Welfare and Pension Plans, in the United States, plans maintained by employers separately, or by employers and employees jointly, to provide life insurance, accident-and-health insurance, pensions, or other benefits for employees. Sometimes such plans are called private, or voluntary, employee-benefit plans to distinguish them from the types of social insurance required by law or administered by the government, for example, social security and workers’ compensation.
Welfare and pension plans received their greatest impetus during and immediately following World War II. Among the reasons for this development were the wartime freeze on wage increases, while so-called fringe benefits were permitted; the tax-exempt status of employer contributions to pension funds; and a ruling by the National Labor Relations Board that welfare benefits were a proper subject for collective bargaining between employers and employees.
Almost all plans provide some type of hospitalization insurance for workers as well as for their dependents.
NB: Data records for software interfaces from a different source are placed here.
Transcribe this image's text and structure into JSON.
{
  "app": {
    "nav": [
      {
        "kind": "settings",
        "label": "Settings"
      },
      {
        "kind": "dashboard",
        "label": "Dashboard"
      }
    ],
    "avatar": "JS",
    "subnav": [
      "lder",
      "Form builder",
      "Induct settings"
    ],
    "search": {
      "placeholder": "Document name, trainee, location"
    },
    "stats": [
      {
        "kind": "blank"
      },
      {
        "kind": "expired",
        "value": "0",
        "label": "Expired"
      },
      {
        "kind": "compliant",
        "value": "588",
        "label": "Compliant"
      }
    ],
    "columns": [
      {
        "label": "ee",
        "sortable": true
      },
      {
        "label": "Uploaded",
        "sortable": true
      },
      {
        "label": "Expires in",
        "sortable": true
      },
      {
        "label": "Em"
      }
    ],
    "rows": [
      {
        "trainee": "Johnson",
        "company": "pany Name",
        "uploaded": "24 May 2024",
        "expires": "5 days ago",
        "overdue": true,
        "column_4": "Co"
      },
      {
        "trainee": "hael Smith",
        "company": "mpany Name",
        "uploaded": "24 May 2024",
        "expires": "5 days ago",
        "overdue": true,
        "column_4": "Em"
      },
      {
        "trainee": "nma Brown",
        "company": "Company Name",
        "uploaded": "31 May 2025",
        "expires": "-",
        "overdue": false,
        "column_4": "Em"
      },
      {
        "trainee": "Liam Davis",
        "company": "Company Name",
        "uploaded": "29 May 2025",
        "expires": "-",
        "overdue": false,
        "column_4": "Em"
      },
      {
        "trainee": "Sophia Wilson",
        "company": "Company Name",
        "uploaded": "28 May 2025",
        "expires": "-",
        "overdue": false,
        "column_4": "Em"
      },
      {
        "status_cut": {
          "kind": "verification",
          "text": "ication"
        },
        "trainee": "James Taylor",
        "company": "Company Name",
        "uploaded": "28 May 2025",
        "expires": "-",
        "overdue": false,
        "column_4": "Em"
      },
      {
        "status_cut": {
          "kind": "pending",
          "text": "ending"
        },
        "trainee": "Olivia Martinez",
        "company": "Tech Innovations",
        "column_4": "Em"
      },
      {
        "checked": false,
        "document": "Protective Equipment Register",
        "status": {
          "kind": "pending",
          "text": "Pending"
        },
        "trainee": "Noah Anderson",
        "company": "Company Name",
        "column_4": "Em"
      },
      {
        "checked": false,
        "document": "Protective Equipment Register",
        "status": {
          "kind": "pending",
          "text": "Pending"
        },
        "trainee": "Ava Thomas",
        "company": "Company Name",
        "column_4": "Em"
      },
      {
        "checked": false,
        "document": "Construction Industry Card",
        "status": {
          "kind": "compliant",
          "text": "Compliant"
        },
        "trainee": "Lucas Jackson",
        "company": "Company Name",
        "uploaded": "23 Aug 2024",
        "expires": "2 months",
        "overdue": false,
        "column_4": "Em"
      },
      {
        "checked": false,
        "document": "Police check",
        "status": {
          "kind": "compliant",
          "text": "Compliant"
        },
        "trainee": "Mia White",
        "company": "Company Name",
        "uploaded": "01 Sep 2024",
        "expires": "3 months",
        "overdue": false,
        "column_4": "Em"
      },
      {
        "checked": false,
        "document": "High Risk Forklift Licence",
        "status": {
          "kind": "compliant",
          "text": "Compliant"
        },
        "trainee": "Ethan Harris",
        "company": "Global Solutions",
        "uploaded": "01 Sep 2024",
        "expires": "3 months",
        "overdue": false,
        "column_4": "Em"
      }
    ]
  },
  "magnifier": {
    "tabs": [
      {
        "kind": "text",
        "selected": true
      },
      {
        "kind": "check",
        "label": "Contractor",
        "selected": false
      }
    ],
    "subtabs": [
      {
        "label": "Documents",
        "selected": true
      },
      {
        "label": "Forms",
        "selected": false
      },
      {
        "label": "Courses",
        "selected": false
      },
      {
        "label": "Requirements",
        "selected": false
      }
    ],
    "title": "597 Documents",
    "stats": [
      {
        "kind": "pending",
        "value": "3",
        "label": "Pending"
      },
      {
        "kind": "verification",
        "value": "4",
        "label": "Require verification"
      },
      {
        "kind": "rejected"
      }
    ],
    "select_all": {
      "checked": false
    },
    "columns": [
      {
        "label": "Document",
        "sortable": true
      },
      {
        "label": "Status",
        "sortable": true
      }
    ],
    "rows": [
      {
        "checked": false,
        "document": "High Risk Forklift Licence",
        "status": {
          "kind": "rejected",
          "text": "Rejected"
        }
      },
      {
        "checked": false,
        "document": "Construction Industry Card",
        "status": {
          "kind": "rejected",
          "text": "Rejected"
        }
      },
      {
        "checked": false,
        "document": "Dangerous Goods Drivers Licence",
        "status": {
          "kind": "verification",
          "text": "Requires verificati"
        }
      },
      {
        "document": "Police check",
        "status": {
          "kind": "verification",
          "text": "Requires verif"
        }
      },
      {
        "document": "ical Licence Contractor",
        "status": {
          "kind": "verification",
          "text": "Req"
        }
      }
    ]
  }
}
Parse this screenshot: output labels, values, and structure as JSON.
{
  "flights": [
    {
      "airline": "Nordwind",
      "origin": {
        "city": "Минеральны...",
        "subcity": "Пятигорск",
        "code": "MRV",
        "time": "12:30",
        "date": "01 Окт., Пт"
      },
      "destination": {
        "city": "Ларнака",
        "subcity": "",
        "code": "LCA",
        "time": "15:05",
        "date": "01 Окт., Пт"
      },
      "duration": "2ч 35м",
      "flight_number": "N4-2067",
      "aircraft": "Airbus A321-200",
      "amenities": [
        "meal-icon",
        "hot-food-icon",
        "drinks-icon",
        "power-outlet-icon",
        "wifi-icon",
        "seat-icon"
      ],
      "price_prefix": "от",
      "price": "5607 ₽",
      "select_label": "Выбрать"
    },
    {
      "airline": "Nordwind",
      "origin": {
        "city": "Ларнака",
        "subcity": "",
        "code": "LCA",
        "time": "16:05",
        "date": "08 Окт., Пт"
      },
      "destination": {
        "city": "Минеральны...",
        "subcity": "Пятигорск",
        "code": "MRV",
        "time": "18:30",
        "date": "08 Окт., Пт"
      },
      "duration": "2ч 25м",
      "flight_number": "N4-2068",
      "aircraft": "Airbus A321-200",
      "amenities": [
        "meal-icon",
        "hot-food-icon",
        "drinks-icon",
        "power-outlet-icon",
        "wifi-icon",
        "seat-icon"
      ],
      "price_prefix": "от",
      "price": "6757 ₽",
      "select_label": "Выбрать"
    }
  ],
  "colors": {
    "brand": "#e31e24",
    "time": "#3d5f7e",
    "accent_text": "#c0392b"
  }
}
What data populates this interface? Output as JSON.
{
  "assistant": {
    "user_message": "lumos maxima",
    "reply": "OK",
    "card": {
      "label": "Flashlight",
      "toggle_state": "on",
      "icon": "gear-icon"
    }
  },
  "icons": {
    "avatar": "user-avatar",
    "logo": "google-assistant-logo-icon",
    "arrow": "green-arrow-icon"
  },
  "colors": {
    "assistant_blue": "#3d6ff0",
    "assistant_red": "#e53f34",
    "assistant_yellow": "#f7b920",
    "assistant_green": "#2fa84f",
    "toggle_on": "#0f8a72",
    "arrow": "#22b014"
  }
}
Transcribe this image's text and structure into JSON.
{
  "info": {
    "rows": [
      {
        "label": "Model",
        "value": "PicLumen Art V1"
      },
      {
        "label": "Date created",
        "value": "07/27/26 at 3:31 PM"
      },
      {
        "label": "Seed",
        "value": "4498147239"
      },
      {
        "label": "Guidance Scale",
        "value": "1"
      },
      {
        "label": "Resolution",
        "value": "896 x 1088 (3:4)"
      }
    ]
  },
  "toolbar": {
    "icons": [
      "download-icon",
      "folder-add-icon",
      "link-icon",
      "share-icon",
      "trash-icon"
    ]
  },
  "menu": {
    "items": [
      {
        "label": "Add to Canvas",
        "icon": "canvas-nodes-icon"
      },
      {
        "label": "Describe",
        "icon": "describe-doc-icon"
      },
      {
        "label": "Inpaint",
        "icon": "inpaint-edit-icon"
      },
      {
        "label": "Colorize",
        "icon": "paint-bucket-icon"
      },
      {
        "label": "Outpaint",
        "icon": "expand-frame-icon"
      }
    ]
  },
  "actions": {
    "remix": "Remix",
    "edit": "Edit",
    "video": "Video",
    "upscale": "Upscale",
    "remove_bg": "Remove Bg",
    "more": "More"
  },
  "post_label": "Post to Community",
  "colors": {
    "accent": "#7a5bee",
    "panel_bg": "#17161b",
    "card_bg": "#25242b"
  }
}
Among other benefits are reimbursements for necessary surgical and medical care, life insurance coverage, temporary disability insurance, and accidental death and dismemberment insurance (see Health Insurance). In addition, a large segment of the civilian labour force is eligible for at least partial retirement benefits (Retirement Plans).
The various welfare and pension programs account for a significant share of the American wage earner’s insurance protection, supplementing such public programs as old-age and survivor’s insurance and Medicare under the social security system; unemployment compensation insurance; and workers’ compensation. See Medicare and Medicaid; Unemployment Insurance.
Welfare and pension plans vary in financing, insuring, and operation. They may be administered solely by an employer or labour union or by trustees from each side. Plans may be financed completely by the employer or by joint contributions from employers and employees. Payment of benefits may be guaranteed by an insurance company or the plan may be self-insured—that is, it may accumulate reserves to meet anticipated payments. Pension plans, in particular, utilize a wide variety of methods of operation.